What’s keeping Facebook CEO Mark Zuckerberg up at night? Is it imaginable that he, despite public denials, feels at least some kind of worry about Facebook’s prominent role in the dramatic reshaping of the political landscape and the increasing polarization that can be witnessed in many countries? Does he ever have doubts about whether the company lives up to its promise to “make the world more open and connected” in the long run? Could the 32-year-old at least occasionally ponder the possibility that the sweeping changes that are shaking the foundations and structures of modern societies, might be much more sever due to Facebook?

Only Mark Zuckerberg himself knows the honest answer. But let’s for hypothetical reasons entertain the idea that the creator and head of history’s probably most influential company at least wouldn’t totally rule out negative effects that his platform’s dominance has on trust in democracy and on the ability of public consensus-building – it tragically would not matter. Zuckerberg wouldn’t be able to do anything about it. And that despite him having managed to retain so many voting rights that he technically can do whatever he wants – as long as it serves the company goals, of course. Continue Reading

Facebook’s strength is Mark Zuckerberg’s foresight

This article is also available in German.

To me, Facebook CEO Mark Zuckerberg is the most impressive person of the past 10 years. Stating that does not mean that I have no critical thoughts on Facebook. I do. But looking at achievements in both professional and private life, on personal growth and on having a vision and sticking to it in the short and long-term, I am not aware of any other contemporary public person with a similar track record.

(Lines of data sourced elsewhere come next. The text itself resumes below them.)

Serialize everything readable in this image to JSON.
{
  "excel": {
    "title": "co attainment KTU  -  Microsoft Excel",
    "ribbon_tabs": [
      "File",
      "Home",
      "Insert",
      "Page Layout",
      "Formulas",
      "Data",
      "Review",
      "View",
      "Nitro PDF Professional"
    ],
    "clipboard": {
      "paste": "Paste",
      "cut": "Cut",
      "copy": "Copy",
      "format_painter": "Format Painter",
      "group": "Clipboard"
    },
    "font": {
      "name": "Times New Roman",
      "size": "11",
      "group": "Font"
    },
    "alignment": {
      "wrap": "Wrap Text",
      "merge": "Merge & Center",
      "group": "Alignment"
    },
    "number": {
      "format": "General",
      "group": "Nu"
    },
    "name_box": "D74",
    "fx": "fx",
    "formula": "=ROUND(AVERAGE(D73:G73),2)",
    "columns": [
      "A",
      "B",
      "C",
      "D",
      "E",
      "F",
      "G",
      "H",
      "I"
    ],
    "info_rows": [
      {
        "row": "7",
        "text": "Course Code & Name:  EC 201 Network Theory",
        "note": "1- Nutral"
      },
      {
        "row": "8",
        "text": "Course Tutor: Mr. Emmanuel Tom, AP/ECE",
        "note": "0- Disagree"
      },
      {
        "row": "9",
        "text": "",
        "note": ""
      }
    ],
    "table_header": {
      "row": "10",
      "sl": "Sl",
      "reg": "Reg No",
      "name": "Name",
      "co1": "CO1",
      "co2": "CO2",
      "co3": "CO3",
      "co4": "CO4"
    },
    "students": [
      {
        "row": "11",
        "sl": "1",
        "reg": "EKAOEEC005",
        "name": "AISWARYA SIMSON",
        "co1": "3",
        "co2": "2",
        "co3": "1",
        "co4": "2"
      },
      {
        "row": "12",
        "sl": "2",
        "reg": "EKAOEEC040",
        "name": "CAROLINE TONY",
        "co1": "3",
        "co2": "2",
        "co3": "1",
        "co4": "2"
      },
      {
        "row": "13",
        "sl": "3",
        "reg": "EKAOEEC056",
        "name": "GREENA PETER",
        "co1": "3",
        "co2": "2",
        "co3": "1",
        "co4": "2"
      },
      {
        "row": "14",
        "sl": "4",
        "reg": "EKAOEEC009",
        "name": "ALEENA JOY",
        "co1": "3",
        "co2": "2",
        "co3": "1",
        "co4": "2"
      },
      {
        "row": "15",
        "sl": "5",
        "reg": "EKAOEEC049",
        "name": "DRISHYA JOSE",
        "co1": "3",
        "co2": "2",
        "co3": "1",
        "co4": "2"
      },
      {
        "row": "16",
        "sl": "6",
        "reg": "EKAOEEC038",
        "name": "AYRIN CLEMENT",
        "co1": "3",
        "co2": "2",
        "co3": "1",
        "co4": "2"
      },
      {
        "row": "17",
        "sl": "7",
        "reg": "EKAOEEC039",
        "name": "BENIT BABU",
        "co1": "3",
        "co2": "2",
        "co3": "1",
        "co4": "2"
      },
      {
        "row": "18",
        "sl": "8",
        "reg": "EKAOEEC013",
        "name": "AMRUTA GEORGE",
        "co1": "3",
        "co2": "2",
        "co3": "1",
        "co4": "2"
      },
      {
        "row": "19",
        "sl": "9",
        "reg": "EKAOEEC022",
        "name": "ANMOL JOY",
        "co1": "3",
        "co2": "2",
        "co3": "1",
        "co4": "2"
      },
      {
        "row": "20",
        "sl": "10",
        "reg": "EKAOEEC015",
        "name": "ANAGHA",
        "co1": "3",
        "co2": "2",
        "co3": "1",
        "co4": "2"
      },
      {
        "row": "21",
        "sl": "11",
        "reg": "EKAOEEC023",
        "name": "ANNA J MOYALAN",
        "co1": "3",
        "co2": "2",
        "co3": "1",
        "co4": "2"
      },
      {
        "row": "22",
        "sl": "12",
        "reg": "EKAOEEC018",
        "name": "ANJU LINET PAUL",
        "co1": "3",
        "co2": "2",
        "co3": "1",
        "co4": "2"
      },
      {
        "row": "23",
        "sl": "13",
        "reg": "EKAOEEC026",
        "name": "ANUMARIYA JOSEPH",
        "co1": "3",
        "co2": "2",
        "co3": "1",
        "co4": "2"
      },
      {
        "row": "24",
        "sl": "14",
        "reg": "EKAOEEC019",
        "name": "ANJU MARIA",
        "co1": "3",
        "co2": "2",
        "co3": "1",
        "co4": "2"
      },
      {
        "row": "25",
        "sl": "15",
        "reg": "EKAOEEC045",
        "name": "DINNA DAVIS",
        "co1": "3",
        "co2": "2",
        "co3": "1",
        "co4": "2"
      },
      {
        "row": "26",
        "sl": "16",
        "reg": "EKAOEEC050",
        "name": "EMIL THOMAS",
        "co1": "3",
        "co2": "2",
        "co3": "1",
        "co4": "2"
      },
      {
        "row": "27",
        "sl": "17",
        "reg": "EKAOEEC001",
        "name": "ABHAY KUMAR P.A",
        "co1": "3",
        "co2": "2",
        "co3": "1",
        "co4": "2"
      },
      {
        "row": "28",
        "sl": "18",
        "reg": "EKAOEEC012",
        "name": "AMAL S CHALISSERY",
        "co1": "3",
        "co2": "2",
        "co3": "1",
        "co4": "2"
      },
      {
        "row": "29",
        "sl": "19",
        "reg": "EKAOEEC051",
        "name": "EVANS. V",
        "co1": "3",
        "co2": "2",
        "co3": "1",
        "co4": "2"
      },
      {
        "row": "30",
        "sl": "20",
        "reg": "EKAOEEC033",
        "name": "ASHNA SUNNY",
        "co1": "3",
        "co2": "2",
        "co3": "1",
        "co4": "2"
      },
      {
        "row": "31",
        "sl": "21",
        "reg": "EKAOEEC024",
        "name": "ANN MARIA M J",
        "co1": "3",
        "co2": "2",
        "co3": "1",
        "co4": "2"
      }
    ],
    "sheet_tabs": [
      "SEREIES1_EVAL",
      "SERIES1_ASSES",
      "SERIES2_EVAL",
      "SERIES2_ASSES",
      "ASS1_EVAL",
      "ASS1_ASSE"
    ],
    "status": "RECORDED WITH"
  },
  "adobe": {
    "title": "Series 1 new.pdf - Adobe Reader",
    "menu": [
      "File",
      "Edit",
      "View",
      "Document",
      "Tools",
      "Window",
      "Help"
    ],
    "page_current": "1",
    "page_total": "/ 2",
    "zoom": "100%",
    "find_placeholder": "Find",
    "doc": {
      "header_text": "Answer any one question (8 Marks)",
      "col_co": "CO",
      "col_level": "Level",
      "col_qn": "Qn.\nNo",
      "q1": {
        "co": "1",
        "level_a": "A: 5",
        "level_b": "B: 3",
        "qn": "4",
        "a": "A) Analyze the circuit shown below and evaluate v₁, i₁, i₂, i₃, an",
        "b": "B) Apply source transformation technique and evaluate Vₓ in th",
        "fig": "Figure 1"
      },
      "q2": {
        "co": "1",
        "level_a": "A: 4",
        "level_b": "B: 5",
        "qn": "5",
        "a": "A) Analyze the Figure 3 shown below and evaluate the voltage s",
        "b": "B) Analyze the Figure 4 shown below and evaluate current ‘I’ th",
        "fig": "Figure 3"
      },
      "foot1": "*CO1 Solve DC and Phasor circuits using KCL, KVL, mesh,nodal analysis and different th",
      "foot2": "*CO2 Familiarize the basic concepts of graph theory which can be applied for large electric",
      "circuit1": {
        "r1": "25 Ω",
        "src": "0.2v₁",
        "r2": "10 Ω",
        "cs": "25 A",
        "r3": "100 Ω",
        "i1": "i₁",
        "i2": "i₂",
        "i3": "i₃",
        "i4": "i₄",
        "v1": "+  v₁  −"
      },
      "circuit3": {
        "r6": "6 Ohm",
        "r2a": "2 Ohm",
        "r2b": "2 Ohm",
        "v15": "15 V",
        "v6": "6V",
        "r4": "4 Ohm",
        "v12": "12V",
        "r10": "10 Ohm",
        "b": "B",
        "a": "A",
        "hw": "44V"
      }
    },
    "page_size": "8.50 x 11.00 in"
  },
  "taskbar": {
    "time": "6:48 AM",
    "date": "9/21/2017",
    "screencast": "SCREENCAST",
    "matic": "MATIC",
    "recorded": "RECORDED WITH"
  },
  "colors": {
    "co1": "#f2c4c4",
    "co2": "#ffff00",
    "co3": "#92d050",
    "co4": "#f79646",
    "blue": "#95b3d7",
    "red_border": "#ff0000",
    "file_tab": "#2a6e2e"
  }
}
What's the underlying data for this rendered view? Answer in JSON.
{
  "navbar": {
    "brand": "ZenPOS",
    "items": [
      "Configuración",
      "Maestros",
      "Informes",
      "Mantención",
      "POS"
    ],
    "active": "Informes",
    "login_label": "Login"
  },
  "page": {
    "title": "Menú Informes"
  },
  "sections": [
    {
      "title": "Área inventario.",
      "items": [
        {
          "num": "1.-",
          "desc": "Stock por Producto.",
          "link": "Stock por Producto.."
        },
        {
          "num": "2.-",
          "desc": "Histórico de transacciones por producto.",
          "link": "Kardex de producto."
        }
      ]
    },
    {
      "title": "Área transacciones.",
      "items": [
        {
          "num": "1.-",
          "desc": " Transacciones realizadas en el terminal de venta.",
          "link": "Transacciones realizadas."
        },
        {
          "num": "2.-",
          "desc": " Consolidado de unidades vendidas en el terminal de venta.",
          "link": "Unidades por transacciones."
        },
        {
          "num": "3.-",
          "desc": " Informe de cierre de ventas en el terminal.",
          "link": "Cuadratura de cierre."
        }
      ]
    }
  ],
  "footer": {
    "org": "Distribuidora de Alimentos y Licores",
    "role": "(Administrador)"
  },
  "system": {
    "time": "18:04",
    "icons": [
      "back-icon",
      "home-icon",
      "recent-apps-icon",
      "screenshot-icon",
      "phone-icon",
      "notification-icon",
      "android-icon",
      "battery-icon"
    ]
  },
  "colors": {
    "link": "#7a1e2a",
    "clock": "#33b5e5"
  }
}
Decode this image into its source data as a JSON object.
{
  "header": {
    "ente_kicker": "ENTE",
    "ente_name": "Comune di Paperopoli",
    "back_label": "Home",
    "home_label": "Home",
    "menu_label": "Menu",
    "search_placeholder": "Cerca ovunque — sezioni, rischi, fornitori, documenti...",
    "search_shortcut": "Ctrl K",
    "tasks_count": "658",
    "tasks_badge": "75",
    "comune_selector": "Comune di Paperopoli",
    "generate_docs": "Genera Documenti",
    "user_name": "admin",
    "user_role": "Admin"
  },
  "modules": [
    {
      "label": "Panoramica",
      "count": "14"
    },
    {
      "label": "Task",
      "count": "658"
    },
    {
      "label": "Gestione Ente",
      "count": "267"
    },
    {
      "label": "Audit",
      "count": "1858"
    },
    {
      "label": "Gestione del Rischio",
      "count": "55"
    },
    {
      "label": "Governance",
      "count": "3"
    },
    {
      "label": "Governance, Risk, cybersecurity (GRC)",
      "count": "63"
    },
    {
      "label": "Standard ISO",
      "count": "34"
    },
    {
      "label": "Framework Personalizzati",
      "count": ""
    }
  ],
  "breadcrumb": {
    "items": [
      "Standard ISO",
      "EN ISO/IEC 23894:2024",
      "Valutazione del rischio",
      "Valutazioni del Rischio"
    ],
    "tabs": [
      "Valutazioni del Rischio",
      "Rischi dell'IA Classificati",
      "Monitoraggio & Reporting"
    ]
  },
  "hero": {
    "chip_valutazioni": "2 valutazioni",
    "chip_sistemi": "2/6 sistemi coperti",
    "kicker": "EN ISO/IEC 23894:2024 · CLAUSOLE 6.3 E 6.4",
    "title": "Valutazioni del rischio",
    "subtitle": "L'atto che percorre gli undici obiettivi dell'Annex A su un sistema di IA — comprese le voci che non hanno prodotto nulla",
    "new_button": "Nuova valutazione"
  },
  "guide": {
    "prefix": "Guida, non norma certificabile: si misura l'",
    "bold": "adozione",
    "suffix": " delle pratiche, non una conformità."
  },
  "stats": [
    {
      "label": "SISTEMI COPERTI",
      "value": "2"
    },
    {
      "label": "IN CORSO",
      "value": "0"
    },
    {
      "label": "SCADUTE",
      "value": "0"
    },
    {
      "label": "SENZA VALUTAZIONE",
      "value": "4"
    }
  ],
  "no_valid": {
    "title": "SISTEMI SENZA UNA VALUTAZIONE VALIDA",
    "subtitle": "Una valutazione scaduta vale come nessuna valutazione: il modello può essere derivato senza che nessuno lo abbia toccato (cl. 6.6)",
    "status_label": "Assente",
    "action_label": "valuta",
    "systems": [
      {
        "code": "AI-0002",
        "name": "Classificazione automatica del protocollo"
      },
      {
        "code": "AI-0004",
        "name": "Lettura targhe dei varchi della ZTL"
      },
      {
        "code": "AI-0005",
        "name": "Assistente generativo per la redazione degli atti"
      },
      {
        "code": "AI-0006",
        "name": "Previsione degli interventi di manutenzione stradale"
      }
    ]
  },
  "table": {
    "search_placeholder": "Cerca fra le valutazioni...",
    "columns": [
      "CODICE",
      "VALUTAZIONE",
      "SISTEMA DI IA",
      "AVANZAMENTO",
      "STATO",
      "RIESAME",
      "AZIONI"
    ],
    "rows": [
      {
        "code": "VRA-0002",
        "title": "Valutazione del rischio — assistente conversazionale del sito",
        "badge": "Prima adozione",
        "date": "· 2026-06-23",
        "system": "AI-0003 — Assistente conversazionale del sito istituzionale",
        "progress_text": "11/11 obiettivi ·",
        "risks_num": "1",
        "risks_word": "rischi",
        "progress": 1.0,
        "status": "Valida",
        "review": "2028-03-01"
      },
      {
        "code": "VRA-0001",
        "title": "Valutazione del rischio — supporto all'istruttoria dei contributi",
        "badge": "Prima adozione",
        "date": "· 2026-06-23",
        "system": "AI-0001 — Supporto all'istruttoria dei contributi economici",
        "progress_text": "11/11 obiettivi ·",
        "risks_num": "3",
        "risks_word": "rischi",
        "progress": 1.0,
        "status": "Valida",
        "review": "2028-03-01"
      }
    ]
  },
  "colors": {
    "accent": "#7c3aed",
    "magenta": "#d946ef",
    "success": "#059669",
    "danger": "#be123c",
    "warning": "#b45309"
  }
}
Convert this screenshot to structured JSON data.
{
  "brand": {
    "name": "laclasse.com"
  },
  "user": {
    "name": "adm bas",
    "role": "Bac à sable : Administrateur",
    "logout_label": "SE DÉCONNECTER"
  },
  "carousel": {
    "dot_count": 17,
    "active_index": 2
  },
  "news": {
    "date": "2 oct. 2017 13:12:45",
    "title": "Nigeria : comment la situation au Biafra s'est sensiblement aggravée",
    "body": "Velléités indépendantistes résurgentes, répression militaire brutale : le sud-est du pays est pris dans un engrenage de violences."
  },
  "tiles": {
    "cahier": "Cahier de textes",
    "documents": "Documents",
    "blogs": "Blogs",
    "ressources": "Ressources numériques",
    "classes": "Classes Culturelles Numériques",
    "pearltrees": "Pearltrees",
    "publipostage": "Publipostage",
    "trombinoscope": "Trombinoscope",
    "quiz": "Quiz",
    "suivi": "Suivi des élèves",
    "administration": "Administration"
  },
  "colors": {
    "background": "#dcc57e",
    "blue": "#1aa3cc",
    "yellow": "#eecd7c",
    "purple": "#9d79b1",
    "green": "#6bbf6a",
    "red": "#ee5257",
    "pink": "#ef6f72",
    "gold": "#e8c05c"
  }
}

There is one thing which I am especially amazed about when it comes to Zuckerberg: His bold acquisition decisions which are repeatedly characterized by the following pattern: First they seem insane, but over time, they look smarter and smarter. Continue Reading